But despite the rest of the pack having only the remaining 14 percent to fight over, the non-IBM, -HP, and -Dell space is surprisingly active. Some of these companies are finding a niche with large-socket or high-performance blades.
Fujitsu, for example extended its blade offerings to include 4- and 8-socket servers. It now has Intel Xeon- and AMD Opteron-based single, dual, and quad blades.
"Fujitsu Opteron blades are now able to scale to eight sockets," says Graham Kelly, Fujitsu's director of enterprise product marketing, "thus allowing a 16-core blade server with dual-core Opteron processors."
Kelly reports that the Xeon-powered mono blades are usually seen in IP-centric areas, such as Apache, WebSphere, and WebLogic. The dual CPU blades, on the other hand, are better suited to small data-moving environments like Sybase, Oracle, or Exchange instances. And the newer Opteron dual and quad blades, he says, tend to be placed in more compute-intensive environments, particularly in financial and health care verticals.

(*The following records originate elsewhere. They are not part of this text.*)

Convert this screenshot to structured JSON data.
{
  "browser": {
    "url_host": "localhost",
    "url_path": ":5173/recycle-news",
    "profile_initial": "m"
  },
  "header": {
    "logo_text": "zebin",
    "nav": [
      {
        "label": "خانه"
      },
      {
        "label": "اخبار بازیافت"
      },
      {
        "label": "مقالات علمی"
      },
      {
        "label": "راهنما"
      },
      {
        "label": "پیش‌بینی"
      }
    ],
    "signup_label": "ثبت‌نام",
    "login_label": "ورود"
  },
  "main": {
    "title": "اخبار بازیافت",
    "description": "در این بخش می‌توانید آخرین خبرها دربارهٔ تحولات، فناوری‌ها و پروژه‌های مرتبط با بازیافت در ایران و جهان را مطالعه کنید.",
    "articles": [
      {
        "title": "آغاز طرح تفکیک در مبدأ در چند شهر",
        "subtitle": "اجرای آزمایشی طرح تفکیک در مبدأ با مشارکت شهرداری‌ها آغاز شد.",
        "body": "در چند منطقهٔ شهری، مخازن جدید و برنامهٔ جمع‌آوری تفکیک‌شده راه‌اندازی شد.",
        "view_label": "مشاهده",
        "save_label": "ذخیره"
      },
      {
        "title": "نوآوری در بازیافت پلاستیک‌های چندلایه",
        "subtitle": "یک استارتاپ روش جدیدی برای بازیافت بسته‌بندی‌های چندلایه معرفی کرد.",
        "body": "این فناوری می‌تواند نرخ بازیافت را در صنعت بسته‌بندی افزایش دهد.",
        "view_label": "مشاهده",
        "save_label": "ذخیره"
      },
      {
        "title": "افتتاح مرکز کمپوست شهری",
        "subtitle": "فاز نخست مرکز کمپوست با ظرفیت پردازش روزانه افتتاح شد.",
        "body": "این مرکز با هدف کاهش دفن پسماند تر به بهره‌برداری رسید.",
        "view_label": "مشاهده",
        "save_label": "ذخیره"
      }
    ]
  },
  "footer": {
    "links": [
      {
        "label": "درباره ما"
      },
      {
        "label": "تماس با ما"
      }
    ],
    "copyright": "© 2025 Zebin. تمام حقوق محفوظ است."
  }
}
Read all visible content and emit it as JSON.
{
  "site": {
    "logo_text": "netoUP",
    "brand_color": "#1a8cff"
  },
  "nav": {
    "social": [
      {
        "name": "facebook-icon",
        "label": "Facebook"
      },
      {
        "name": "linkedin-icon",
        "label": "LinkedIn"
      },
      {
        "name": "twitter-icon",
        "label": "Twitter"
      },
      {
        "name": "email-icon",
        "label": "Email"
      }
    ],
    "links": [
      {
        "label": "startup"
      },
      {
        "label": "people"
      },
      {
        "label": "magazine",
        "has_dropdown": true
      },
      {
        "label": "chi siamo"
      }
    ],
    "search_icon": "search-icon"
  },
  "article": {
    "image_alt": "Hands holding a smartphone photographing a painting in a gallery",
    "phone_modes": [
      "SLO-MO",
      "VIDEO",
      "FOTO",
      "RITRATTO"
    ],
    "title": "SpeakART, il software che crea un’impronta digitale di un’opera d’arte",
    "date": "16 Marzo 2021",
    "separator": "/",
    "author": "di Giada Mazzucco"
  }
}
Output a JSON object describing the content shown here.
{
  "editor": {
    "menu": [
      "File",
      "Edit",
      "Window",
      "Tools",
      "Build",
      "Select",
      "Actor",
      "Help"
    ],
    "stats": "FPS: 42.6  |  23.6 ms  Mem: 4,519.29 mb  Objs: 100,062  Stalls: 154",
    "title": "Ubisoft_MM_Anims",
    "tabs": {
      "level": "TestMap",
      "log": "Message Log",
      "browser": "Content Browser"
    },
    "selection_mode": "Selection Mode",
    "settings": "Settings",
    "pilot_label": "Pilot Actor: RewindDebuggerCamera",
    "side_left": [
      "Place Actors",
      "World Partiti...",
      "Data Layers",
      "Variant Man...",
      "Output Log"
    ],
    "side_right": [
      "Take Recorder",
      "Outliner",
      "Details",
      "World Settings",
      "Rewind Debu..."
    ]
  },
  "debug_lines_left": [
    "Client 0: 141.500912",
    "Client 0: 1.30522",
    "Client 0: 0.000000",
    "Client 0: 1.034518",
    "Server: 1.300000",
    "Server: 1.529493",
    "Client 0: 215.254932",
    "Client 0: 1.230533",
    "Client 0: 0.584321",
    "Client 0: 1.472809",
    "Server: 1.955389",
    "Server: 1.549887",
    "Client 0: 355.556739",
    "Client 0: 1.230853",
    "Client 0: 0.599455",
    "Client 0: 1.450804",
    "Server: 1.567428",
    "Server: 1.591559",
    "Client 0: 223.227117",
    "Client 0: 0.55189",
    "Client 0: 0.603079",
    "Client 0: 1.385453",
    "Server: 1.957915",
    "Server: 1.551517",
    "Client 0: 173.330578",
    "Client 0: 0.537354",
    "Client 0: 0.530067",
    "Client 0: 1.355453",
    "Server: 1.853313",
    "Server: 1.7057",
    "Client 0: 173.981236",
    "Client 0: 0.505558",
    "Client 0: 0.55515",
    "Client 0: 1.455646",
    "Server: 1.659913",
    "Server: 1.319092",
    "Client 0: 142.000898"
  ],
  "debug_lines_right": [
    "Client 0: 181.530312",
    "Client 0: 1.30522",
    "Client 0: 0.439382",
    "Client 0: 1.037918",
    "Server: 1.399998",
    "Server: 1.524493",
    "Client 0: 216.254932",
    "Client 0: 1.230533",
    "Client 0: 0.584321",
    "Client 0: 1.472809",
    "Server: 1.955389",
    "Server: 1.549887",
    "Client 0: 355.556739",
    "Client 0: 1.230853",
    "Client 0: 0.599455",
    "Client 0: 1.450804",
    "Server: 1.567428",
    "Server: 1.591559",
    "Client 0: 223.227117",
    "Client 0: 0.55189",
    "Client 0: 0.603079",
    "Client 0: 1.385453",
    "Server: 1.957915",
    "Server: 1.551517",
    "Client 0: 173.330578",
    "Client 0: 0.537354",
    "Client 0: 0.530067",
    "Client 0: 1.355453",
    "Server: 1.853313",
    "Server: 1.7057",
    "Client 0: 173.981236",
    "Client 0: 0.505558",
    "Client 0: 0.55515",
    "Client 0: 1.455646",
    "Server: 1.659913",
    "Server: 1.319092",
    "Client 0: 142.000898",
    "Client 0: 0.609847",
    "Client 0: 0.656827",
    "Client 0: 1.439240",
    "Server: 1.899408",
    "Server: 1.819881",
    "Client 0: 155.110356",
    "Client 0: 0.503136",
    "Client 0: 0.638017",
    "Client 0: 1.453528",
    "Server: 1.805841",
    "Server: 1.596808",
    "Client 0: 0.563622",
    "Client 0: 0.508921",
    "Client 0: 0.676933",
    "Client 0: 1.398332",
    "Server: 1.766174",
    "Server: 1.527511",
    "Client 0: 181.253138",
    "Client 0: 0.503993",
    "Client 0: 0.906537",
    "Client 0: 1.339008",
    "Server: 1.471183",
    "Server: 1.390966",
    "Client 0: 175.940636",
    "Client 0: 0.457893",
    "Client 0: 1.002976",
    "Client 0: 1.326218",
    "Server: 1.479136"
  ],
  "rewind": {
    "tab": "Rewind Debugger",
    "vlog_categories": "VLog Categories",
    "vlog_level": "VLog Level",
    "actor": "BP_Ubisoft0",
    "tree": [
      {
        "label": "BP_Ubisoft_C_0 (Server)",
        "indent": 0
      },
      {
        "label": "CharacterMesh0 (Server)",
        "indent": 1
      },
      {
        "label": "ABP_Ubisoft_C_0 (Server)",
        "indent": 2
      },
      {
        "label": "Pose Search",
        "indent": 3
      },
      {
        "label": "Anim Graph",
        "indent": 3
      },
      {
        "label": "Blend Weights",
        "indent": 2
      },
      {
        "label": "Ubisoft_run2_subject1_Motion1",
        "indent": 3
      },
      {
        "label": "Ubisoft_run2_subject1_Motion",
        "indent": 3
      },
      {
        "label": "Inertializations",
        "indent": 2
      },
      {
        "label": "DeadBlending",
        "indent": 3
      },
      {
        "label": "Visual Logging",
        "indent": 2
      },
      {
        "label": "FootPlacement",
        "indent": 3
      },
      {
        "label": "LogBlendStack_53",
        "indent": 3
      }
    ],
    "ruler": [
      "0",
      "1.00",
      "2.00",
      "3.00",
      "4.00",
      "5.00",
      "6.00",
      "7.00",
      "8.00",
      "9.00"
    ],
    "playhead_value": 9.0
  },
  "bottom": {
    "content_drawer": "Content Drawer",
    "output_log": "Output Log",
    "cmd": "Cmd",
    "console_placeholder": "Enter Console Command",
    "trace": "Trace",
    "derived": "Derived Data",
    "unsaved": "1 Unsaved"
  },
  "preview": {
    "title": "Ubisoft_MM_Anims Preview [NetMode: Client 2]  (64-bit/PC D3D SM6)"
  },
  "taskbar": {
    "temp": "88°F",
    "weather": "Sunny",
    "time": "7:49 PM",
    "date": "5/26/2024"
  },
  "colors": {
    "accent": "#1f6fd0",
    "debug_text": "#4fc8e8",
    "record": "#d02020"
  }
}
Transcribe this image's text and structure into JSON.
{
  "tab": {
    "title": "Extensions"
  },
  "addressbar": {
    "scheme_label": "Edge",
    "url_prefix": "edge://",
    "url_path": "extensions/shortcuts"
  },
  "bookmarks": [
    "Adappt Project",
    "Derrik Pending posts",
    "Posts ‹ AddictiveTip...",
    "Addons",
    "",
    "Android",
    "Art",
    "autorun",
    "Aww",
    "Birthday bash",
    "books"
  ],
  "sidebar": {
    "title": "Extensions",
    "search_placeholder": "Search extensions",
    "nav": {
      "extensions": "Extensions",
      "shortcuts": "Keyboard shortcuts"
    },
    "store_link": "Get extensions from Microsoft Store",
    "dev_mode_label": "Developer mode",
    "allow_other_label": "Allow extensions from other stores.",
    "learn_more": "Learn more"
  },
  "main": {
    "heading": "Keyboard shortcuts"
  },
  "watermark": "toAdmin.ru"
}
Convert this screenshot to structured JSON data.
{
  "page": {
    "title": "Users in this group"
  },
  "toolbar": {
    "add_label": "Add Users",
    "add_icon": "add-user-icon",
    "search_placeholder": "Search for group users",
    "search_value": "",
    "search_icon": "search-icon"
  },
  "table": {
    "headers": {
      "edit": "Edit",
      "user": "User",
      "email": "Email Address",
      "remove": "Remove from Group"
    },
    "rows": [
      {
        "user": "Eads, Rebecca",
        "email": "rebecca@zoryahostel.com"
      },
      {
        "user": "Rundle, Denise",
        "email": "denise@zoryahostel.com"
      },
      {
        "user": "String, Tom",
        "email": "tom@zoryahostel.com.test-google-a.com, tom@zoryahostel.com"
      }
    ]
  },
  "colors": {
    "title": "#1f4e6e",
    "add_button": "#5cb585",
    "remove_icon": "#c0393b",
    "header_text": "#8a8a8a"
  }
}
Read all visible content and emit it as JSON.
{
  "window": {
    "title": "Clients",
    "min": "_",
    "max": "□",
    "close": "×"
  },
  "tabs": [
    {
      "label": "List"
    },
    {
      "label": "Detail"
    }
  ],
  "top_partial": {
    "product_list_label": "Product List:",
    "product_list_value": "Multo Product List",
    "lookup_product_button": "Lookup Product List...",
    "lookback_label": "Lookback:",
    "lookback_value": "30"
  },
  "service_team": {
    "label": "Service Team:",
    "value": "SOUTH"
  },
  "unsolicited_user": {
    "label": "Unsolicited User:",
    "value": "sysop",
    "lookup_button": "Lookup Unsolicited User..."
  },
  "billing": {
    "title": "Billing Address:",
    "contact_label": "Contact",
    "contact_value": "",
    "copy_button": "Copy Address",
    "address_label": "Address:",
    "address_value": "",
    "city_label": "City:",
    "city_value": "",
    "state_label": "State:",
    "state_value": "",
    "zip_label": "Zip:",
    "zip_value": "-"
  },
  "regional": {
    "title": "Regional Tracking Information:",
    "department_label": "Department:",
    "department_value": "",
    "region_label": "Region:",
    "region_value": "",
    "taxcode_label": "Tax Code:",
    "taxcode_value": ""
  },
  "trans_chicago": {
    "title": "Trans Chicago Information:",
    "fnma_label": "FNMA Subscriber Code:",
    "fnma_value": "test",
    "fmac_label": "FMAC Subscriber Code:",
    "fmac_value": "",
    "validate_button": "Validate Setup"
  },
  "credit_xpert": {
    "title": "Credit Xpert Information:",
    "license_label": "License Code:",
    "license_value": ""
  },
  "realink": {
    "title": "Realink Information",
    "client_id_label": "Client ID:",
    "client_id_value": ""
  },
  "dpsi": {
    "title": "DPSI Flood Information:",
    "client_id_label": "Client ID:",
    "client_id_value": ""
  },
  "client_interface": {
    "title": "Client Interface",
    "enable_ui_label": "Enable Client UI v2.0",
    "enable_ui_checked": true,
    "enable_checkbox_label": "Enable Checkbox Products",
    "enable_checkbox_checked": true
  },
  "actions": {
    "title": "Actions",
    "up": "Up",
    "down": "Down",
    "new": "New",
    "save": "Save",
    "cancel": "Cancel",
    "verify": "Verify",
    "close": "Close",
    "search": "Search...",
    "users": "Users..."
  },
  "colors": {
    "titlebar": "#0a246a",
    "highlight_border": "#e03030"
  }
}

"All our blades will be adopting newer Intel and AMD dual-core processors in the next months and will receive more, larger and faster memory DIMM's," Kelly says. "In addition, the industry-wide adoption of serial-attached disks will become more intrusive in the blade space at Fujitsu."
Likewise, SGI has introduced a blade model into its Altix server series. Jill Matzke, marketing manager of high-performance computing at SGI, characterizes the Altix 4700 server as a revolutionary blade form factor.
"This new platform was introduced to address the increasing performance demands of our high-end computing customers, including emerging and growing concerns about performance density and power efficiency," she says. "The innovative blade design takes the density advantages of traditional blade servers a step further by introducing modular computing resources in a dense blade form factor."
As a result, individual resources can be reconfigured, expanded, upgraded, or serviced as needs arise. In addition, says Matzke, it offers socket compatibility with the next two upcoming generations of Intel Itanium 2 processors.
"We are seeing a continuation of the migration from 1-socket blades to 2 and 4 socket," says IDC analyst Kelly Quinn. "Increasingly, customers are seeing the business value in blades and identifying how useful 2- and 4-socket blade servers can be in the consolidation of their existing IT activities as well as in support of new IT workloads."